The recommendations, which also include a 3-foot block/charge arc for the men and women -- which colleague Jay Bilas explains in great detail here -- still have to go through the rules oversight committee next month to be implemented into the NCAA rule book. The women also adopted the men's 3-point line of 20-feet, 9-inches, back a foot from its previous distance, which should clear up confusion with multiple lines on the court.
"Having one line will really help," Brey said. "It was confusing before."
The rules committee also discussed permitting head coaches to call timeouts only during dead-ball situations, and thus avoiding the calling of a TO during a loose-ball scrum, when it's often confusing as to which team has possession. However, this suggestion -- which mirrors a FIBA rule -- was voted down and not passed on to the committee.
A few more news and notes:
• Sunday is the deadline to withdraw from the NBA draft. A number of players who are still on the fence about a decision are scheduled to attend New Jersey Nets-sponsored workouts Saturday and Sunday.
The undecided players working out Saturday: Reggie Jackson, BC; Tu Holloway, Xavier; Cory Joseph, Texas; Ashton Gibbs, Pitt; Orlando Johnson, UC Santa Barbara; DeAndre Liggins, Kentucky; Scotty Hopson, Tennessee; Kim English, Missouri; Hollis Thompson, Georgetown; John Shurna, Northwestern; Troy Gillenwater, New Mexico State; Olu Ashaolu, Louisiana Tech; Carleton Scott, Notre Dame; Reggie Johnson, Miami.
The Nets plan on running through the players (and there will be plenty of others there who are either seniors or already in the draft as underclassmen) through a series of drills, three-on-two and five-on-five.
• The Big East meets May 23-25 in Florida and one of the key agenda items will be whether the conference tournament should stay at 16 teams when the league expands to 17 in 2013 with the addition of TCU. According to a number of coaches, the expectation is that it will go back down to 12. This past season, national champ UConn won five games in five days to win the Big East tournament.
Rutgers' Rice said he wasn't in favor of a proposal that would call for the top four teams to play the bottom four on the first day.
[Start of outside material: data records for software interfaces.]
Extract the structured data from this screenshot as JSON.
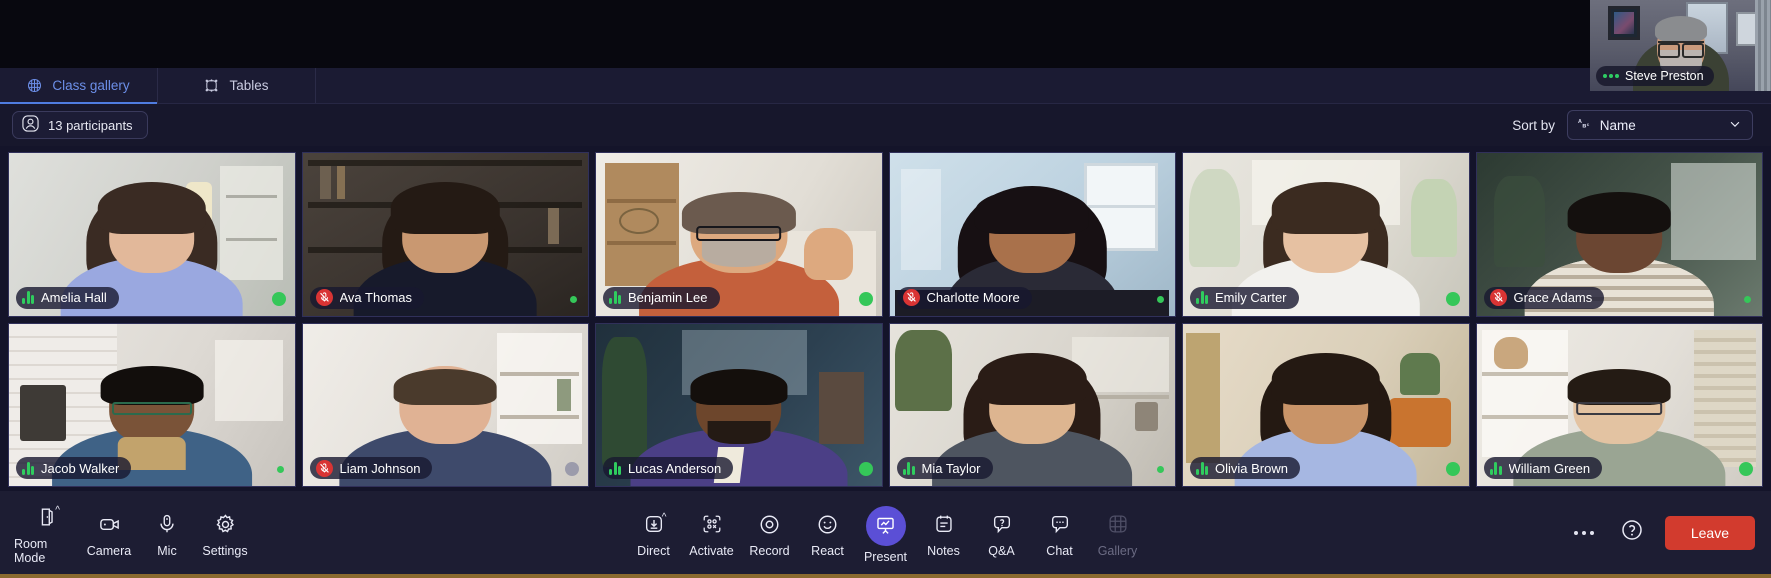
{
  "self_view": {
    "name": "Steve Preston",
    "indicator": "speaking-dots-icon",
    "indicator_color": "#2ecc63"
  },
  "tabs": [
    {
      "id": "class-gallery",
      "label": "Class gallery",
      "icon": "grid-globe-icon",
      "active": true
    },
    {
      "id": "tables",
      "label": "Tables",
      "icon": "table-seats-icon",
      "active": false
    }
  ],
  "header": {
    "participants_label": "13 participants",
    "participants_icon": "person-circle-icon",
    "sort_label": "Sort by",
    "sort_value": "Name",
    "sort_icon": "abc-sort-icon",
    "sort_chevron": "chevron-down-icon"
  },
  "colors": {
    "accent_blue": "#4f7ce0",
    "present_purple": "#5b4fd6",
    "leave_red": "#d23b2e",
    "mic_on_green": "#2fcc5e",
    "mic_off_red": "#d93434",
    "status_green": "#35c759",
    "status_grey": "#9b9bab"
  },
  "participants": [
    {
      "name": "Amelia Hall",
      "muted": false,
      "status": "green",
      "status_size": "large"
    },
    {
      "name": "Ava Thomas",
      "muted": true,
      "status": "green",
      "status_size": "small"
    },
    {
      "name": "Benjamin Lee",
      "muted": false,
      "status": "green",
      "status_size": "large"
    },
    {
      "name": "Charlotte Moore",
      "muted": true,
      "status": "green",
      "status_size": "small"
    },
    {
      "name": "Emily Carter",
      "muted": false,
      "status": "green",
      "status_size": "large"
    },
    {
      "name": "Grace Adams",
      "muted": true,
      "status": "green",
      "status_size": "small"
    },
    {
      "name": "Jacob Walker",
      "muted": false,
      "status": "green",
      "status_size": "small"
    },
    {
      "name": "Liam Johnson",
      "muted": true,
      "status": "grey",
      "status_size": "large"
    },
    {
      "name": "Lucas Anderson",
      "muted": false,
      "status": "green",
      "status_size": "large"
    },
    {
      "name": "Mia Taylor",
      "muted": false,
      "status": "green",
      "status_size": "small"
    },
    {
      "name": "Olivia Brown",
      "muted": false,
      "status": "green",
      "status_size": "large"
    },
    {
      "name": "William Green",
      "muted": false,
      "status": "green",
      "status_size": "large"
    }
  ],
  "toolbar": {
    "left": [
      {
        "id": "room-mode",
        "label": "Room Mode",
        "icon": "door-icon",
        "caret": "^"
      },
      {
        "id": "camera",
        "label": "Camera",
        "icon": "camera-icon",
        "caret": ""
      },
      {
        "id": "mic",
        "label": "Mic",
        "icon": "mic-icon",
        "caret": ""
      },
      {
        "id": "settings",
        "label": "Settings",
        "icon": "gear-icon",
        "caret": ""
      }
    ],
    "center": [
      {
        "id": "direct",
        "label": "Direct",
        "icon": "download-box-icon",
        "caret": "^",
        "active": false,
        "disabled": false
      },
      {
        "id": "activate",
        "label": "Activate",
        "icon": "qr-scan-icon",
        "caret": "",
        "active": false,
        "disabled": false
      },
      {
        "id": "record",
        "label": "Record",
        "icon": "record-circle-icon",
        "caret": "",
        "active": false,
        "disabled": false
      },
      {
        "id": "react",
        "label": "React",
        "icon": "smiley-icon",
        "caret": "",
        "active": false,
        "disabled": false
      },
      {
        "id": "present",
        "label": "Present",
        "icon": "presentation-icon",
        "caret": "",
        "active": true,
        "disabled": false
      },
      {
        "id": "notes",
        "label": "Notes",
        "icon": "notes-icon",
        "caret": "",
        "active": false,
        "disabled": false
      },
      {
        "id": "qa",
        "label": "Q&A",
        "icon": "question-bubble-icon",
        "caret": "",
        "active": false,
        "disabled": false
      },
      {
        "id": "chat",
        "label": "Chat",
        "icon": "chat-bubble-icon",
        "caret": "",
        "active": false,
        "disabled": false
      },
      {
        "id": "gallery",
        "label": "Gallery",
        "icon": "grid-icon",
        "caret": "",
        "active": false,
        "disabled": true
      }
    ],
    "right": {
      "more_icon": "more-horizontal-icon",
      "help_icon": "help-circle-icon",
      "leave_label": "Leave"
    }
  }
}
"I like it the way it is,'' Rice said. "We had a chance to win two games under the current format.''
Brey said he proposed having No. 16 play No. 17 on Sunday or Monday and then the winner joining the other 15 in New York. But he said there is a strong movement to go back to only 12 being in New York for the tournament. The question will be whether the presidents go along with the change and run the risk of not being able to entertain key boosters in New York City during the event.